The response must contain every line below in which "JSON" appears.

(Available data)

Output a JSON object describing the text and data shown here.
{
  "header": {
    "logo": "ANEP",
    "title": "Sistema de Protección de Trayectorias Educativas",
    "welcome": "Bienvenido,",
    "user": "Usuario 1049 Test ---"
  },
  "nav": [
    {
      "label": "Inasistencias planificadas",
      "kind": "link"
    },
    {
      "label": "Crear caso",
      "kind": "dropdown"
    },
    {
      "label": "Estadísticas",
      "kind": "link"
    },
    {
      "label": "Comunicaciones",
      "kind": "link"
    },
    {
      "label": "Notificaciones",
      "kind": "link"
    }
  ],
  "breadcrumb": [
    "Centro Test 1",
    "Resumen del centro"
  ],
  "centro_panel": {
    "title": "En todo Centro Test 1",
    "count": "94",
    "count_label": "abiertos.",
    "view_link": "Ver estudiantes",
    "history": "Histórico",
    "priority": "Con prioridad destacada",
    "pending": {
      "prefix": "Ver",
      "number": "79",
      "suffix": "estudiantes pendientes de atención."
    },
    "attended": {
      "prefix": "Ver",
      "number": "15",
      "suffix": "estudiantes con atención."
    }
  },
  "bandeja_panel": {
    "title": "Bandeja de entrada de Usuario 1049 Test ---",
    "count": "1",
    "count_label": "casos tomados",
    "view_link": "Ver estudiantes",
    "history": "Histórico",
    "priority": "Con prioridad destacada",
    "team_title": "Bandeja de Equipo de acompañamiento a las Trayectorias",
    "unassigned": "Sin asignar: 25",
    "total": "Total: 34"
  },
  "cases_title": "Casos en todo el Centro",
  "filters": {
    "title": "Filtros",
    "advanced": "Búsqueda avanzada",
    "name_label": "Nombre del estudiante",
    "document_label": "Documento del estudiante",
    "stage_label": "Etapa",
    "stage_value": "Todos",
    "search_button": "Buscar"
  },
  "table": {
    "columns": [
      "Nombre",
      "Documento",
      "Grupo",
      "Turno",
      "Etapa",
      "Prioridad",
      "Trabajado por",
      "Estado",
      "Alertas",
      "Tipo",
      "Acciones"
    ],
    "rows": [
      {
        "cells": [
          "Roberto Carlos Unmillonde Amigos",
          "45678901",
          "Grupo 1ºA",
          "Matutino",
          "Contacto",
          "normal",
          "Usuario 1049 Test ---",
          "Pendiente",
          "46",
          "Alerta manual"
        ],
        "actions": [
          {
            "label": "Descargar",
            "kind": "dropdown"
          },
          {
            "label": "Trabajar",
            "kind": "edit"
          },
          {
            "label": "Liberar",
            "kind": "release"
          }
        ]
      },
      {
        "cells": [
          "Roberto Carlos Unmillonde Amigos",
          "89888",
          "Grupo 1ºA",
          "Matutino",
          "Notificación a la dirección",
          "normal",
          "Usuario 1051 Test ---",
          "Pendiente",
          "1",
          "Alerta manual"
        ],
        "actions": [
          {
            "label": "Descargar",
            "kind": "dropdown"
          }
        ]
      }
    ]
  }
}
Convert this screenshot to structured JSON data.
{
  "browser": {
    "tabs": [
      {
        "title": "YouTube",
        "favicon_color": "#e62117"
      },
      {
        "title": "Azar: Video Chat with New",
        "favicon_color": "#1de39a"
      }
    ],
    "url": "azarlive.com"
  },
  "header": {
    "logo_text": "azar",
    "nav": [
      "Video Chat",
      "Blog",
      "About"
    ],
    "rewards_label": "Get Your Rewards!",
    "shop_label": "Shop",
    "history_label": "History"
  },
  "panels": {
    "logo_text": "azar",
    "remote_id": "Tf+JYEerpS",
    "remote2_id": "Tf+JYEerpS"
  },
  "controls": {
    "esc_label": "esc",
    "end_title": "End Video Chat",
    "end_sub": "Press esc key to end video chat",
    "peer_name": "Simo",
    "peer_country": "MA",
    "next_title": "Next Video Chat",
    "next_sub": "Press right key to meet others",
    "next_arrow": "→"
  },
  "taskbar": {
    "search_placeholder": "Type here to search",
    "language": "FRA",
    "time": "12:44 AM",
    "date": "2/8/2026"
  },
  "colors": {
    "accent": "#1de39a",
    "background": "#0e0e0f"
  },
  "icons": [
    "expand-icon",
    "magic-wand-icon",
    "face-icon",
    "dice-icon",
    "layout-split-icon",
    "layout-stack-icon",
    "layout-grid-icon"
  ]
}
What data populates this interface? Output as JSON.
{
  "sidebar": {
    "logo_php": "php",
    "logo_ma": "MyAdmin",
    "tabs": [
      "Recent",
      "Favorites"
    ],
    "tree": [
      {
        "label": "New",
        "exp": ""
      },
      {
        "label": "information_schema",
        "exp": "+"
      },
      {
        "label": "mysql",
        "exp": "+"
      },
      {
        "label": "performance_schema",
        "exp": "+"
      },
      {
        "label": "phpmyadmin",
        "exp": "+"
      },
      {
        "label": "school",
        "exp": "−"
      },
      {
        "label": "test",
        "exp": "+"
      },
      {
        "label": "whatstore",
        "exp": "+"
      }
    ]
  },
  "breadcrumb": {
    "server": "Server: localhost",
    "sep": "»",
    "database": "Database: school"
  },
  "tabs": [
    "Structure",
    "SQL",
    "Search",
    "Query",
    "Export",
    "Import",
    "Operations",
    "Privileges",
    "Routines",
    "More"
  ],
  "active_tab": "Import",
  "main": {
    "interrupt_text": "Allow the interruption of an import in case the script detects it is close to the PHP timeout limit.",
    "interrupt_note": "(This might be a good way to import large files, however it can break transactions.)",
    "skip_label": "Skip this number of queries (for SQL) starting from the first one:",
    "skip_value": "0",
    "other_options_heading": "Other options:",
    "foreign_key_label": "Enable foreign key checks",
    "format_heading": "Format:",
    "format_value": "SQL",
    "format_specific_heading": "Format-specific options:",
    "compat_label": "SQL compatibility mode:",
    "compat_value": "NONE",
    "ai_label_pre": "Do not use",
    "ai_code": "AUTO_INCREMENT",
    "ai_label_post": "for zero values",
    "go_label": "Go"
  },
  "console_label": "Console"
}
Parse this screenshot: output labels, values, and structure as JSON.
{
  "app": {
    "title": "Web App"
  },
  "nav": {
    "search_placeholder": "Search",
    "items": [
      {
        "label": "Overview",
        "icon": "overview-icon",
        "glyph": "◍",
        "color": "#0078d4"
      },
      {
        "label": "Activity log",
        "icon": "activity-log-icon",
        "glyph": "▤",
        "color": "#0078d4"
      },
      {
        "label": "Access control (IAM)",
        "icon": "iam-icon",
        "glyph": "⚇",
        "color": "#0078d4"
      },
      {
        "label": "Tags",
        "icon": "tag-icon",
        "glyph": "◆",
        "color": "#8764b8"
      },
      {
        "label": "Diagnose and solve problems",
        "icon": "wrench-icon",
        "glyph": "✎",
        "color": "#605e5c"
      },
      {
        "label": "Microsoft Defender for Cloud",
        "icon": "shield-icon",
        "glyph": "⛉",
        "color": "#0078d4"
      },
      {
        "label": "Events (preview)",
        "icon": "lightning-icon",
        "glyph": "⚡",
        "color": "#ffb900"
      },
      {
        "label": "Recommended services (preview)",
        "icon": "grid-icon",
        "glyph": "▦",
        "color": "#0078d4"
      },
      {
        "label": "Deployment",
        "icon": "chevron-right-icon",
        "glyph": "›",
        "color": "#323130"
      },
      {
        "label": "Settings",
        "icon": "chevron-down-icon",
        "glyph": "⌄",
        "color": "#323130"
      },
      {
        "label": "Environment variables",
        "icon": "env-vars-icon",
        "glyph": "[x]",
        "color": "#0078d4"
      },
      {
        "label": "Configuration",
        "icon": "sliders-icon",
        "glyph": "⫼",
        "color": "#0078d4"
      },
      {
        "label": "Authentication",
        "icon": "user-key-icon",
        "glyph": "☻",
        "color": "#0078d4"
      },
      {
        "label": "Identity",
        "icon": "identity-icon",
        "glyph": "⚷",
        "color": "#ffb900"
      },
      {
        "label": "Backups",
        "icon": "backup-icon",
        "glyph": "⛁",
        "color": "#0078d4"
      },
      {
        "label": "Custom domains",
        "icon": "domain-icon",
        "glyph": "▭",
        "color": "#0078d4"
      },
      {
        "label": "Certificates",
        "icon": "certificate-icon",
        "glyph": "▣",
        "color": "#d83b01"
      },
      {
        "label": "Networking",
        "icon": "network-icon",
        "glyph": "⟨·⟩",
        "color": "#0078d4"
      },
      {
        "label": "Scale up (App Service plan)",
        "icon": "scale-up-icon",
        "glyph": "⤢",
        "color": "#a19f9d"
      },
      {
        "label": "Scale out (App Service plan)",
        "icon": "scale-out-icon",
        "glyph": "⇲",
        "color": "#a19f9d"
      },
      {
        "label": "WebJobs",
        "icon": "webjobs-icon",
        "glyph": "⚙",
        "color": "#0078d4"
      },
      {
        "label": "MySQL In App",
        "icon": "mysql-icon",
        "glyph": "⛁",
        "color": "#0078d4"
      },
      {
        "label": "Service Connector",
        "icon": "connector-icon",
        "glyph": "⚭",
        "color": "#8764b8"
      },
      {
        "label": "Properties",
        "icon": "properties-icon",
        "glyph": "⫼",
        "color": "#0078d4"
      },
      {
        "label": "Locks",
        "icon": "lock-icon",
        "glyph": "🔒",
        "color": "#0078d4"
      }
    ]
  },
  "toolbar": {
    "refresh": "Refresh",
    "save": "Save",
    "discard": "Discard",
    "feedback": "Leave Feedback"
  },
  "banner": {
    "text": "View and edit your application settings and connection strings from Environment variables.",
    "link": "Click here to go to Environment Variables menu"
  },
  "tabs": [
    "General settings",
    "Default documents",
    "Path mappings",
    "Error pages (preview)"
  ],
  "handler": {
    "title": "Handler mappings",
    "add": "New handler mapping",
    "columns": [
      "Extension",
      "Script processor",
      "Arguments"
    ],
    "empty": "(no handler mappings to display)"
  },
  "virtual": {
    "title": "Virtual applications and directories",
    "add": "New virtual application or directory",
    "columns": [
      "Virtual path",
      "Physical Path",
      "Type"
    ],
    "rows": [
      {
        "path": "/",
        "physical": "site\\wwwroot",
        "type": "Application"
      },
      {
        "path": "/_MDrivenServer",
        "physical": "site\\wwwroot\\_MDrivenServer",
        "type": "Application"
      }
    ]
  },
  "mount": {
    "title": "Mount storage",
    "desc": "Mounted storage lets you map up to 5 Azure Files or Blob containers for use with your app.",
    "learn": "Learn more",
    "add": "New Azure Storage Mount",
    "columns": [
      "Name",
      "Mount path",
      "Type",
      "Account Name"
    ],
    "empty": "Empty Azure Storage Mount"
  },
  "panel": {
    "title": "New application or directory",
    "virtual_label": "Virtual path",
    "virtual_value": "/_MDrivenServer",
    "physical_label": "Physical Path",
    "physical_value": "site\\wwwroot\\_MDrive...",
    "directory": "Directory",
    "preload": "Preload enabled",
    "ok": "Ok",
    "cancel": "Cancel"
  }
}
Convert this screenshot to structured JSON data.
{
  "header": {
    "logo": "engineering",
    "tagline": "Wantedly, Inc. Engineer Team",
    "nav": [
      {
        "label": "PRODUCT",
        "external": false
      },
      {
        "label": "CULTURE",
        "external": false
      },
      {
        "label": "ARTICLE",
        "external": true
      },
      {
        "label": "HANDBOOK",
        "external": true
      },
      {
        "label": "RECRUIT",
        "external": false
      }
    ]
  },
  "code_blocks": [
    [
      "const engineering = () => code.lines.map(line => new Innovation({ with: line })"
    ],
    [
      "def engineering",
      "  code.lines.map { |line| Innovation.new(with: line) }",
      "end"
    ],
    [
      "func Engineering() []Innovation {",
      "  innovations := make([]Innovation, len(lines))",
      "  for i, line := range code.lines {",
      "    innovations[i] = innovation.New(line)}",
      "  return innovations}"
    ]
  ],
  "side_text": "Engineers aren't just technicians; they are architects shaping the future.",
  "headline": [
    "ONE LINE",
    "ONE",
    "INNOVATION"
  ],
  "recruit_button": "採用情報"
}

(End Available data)

■ Output for this task ■
Output a JSON object describing the text and data shown here.
Convert this screenshot to structured JSON data.
What data populates this interface? Output as JSON.
Parse this screenshot: output labels, values, and structure as JSON.
Convert this screenshot to structured JSON data.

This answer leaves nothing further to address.